Zhang’s short stories explore themes of family and immigration, and my favourite is ‘The Evolution of My Brother.’ We’re introduced to a pair of Chinese-American siblings that, like many of Zhang’s characters, have grown up close yet distant; they have quite a large age gap between them, and their closeness waxes and wanes over the course of the story. As the narrator – also named Jenny, which feels like an excellent two-fingers-up to the cliché that women writers are diarists – watches her younger brother grow up, she slowly realises that she has no idea who he is. He’s a little odd around the edges, with anxieties and compulsions that his family struggle to understand. What really gets me about this story is the reflection on not just the evolution of the individual, but also of the meaning of family: “there would come a point when in thinking about ‘family’ we would think of the ones we made, not the ones we were from.” I find that so incredibly sad, and yet so beautifully true.

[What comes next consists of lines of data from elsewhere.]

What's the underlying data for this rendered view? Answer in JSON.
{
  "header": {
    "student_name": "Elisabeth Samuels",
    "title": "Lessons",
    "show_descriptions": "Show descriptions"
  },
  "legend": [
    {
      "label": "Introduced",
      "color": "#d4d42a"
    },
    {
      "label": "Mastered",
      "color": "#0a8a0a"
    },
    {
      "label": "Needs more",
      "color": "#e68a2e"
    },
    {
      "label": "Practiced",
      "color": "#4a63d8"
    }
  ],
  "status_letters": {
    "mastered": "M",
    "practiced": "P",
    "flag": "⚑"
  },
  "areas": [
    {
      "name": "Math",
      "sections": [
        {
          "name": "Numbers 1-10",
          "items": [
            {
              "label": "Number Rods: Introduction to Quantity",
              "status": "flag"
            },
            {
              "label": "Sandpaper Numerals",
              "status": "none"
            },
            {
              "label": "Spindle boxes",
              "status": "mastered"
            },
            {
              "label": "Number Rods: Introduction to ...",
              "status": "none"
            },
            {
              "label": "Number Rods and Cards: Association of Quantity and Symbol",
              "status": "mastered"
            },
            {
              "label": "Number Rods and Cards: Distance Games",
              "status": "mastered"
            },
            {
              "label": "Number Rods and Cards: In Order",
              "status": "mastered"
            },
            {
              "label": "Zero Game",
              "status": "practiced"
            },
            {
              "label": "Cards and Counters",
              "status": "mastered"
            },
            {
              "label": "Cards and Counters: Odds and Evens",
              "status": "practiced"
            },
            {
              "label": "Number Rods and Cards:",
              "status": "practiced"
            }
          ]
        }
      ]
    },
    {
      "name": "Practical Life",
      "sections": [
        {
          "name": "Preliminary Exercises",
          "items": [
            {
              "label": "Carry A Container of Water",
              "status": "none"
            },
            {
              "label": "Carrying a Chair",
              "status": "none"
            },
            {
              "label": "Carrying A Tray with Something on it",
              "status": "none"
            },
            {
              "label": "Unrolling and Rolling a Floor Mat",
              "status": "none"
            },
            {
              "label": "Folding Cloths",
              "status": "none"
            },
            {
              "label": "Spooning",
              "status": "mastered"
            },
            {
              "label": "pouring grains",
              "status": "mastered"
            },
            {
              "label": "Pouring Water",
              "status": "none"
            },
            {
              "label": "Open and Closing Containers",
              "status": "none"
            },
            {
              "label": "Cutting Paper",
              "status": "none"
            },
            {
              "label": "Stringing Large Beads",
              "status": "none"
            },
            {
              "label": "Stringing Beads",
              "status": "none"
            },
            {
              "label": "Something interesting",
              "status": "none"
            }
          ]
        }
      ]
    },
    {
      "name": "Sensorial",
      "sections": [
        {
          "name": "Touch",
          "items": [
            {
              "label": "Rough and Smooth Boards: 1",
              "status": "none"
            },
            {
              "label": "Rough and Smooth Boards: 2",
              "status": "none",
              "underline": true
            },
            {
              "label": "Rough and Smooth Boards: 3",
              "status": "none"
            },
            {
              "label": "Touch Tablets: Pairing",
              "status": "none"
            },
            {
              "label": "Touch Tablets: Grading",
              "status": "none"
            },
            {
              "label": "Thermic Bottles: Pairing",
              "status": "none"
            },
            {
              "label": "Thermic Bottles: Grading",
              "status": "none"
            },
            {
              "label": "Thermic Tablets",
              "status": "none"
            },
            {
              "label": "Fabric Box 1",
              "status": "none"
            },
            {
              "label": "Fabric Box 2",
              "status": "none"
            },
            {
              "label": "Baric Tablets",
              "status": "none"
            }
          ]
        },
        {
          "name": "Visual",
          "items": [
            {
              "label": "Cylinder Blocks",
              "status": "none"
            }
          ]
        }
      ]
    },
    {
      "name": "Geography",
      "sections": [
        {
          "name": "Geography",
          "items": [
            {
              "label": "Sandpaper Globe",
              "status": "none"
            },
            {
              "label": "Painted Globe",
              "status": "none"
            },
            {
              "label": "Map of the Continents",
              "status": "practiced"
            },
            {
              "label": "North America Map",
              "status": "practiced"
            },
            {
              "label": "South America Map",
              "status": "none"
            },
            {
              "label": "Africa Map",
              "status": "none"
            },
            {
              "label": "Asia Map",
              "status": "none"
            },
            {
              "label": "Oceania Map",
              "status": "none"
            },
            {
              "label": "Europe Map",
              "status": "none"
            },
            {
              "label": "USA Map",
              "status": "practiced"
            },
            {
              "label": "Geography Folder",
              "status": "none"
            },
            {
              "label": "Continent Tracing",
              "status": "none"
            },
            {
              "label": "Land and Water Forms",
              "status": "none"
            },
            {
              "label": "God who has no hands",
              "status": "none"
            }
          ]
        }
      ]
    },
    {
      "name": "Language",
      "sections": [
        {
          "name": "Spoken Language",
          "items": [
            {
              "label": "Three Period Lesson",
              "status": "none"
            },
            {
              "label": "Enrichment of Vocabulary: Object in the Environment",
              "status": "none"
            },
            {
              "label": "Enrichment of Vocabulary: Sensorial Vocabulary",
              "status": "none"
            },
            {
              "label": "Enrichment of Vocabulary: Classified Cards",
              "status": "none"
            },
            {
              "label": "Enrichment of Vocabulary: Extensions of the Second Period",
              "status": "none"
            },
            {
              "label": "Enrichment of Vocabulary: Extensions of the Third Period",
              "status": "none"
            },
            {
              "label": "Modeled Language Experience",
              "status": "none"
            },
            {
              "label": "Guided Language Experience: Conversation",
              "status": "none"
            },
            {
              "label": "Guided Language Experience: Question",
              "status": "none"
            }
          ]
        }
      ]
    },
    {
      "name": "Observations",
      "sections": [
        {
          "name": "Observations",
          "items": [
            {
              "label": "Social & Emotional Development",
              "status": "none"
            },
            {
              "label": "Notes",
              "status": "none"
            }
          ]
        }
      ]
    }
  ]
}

First published in Rookie, 2011 and collected in Sour Heart, Lenny/Bloomsbury, 2017
In ‘Head to Toe’, jaded teenagers Jenni and Elise decide to withdraw from the keg parties and awkward sexual encounters of their peers and return to the horse-riding camp of their middle school summers. There’s this sense of quiet acceptance that life isn’t as exciting as they thought it would be, when they were kids lying in their sleeping bags, imaging their future of dating, of parties, of high school. The girls have to share a cabin with three pre-teens, and they enjoy sliding into the role of big sisters – as experienced mediators – when their roommates have a tearful row over an inconsequential truth-spilling game. Later, however, our protagonists find themselves struggling to adapt when the twenty-something riding coach tries to talk to them as peers over dinner. When they return home, after camp, they go to a party and slide right back into place. They aren’t quite adults, but they no longer feel like children. It’s the perfect story about the liminality of growing up.
Published in Hot Little Hands, Spiegel & Grau/Penguin, 2016